The Equal Employment Opportunity Commission defines gender discrimination as “treating someone (an applicant or employee) unfavorably because of that person’s sex.” These issues can exist in the form of recruitment, promotion, wage disputes, denial of family leave or wrongful termination based on gender.
How Do I Know If I Have Been Discriminated Against Because of My Gender?
There are typically two types of gender discrimination, disparate treatment (when an employee is adversely treated because of his or her gender identity) and disparate impact (when an employee is adversely affected or disadvantaged because of his or her gender because of a policy or guideline of the employer).
A good example of a lawsuit that we blogged about recently occurred in Indio, where, according to MyDesert.com, the former assistant city manager of Indio has settled a gender discrimination case against the city for $300,000.

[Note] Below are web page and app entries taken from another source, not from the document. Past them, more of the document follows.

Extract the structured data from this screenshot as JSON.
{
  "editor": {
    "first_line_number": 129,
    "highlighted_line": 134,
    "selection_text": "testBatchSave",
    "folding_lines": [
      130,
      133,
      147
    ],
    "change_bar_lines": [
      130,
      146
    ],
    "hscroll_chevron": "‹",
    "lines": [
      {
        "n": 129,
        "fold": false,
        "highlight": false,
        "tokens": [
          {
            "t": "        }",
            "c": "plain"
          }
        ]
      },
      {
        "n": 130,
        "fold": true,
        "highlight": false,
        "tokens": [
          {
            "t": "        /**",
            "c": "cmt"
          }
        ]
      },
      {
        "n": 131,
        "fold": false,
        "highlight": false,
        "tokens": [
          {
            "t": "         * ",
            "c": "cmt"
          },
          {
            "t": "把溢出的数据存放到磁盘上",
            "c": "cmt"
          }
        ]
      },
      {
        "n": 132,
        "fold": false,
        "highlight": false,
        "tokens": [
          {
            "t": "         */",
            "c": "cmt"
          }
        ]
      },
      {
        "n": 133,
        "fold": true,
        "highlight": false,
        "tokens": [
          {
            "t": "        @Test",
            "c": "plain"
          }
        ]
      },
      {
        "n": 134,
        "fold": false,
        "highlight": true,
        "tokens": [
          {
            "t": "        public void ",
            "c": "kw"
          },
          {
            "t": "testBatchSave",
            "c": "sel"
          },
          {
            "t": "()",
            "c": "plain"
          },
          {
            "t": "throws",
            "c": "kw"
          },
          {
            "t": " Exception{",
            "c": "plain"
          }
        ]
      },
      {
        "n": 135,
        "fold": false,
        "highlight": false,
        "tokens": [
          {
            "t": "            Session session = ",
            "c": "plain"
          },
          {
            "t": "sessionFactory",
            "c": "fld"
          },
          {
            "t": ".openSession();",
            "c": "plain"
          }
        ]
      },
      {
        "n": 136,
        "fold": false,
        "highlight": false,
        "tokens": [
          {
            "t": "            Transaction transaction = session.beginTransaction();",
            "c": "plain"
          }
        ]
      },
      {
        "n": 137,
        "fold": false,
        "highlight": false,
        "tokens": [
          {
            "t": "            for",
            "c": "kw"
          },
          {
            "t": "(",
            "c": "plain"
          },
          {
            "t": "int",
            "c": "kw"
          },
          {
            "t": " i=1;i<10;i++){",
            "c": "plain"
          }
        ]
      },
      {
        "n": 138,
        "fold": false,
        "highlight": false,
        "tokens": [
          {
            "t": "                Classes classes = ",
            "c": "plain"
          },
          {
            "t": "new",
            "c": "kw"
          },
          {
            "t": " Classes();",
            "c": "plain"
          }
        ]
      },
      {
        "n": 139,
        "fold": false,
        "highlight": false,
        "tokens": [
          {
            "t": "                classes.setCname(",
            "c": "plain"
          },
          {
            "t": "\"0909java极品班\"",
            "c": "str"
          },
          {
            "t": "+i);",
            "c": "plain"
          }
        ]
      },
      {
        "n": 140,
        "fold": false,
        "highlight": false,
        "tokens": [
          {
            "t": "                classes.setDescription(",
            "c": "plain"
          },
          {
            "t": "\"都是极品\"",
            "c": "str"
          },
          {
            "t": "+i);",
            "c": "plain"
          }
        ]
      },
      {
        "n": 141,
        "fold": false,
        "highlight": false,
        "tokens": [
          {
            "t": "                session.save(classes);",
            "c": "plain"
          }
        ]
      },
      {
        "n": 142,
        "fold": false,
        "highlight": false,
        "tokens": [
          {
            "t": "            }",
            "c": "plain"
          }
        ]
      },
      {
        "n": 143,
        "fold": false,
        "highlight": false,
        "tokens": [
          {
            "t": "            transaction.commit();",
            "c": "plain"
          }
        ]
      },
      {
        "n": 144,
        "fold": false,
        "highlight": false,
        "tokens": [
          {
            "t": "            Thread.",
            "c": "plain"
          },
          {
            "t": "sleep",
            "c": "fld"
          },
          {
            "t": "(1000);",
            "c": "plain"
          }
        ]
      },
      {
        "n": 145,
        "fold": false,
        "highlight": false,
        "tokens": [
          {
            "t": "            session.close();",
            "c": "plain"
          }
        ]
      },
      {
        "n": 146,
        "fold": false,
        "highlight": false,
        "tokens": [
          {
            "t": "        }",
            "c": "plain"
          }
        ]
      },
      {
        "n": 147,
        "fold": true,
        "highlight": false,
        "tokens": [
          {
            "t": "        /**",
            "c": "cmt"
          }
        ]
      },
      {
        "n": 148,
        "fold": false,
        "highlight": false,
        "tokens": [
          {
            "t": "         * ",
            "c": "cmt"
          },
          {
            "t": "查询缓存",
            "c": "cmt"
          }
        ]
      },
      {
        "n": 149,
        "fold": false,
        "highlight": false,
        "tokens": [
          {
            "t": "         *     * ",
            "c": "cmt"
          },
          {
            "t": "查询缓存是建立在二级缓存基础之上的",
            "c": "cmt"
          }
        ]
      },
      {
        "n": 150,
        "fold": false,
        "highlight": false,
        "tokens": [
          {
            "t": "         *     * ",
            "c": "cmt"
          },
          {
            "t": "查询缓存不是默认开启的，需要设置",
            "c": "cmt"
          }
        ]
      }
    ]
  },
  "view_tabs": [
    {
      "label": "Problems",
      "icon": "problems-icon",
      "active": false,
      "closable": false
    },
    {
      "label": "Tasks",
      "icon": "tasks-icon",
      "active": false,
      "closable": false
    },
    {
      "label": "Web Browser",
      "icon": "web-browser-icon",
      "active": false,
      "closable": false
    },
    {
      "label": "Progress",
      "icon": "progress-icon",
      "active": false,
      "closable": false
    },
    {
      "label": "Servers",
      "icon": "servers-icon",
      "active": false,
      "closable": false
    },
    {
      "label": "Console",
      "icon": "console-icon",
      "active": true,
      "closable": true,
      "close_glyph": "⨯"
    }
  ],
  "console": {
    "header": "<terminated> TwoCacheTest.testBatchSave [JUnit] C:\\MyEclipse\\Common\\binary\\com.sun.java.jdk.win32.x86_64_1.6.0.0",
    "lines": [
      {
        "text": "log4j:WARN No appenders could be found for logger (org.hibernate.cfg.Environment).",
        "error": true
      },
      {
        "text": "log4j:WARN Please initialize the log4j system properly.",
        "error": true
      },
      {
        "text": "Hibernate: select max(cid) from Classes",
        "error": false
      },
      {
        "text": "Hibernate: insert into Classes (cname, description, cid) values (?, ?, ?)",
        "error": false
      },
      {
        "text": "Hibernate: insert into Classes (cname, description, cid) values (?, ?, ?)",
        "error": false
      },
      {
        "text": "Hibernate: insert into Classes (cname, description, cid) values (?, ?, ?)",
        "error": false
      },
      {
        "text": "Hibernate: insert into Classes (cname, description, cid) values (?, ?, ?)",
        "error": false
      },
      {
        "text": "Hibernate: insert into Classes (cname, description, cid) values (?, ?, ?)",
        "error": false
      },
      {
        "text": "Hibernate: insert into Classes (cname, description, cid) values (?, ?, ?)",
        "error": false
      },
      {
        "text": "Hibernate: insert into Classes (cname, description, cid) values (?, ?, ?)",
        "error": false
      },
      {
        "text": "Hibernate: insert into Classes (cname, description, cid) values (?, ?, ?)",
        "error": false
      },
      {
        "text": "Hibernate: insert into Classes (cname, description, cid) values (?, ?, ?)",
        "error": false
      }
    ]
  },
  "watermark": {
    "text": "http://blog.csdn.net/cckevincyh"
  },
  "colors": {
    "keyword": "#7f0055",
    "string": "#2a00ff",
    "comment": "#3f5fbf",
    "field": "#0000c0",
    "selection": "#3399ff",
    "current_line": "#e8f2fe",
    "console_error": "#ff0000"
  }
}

In her lawsuit, Tara Adams claimed retaliation for undertaking an investigation into a sexual and racial harassment case, retaliation for being a whistle-blower and failure by the city to take corrective action, according to MyDesert.com.
Adams was named interim city manager in April 2010 when the former city manager retired. According to her lawsuit, Adams’ salary as interim manager was 36 percent less than the former male city manager. Adams also claimed she was retaliated against because of her involvement in an internal investigation about complaints of racial and sexual harassment by employees of the city’s planning department.
There is more information on gender discrimination laws available on our site. If your rights have been violated, you may be entitled to compensation. Please contact our firm today for a free consultation.
Kesluk, Silverstein & Jacob—Los Angeles discrimination attorneys
Did You Know? Discrimination laws cover you the very first moment you begin to interact with an employer.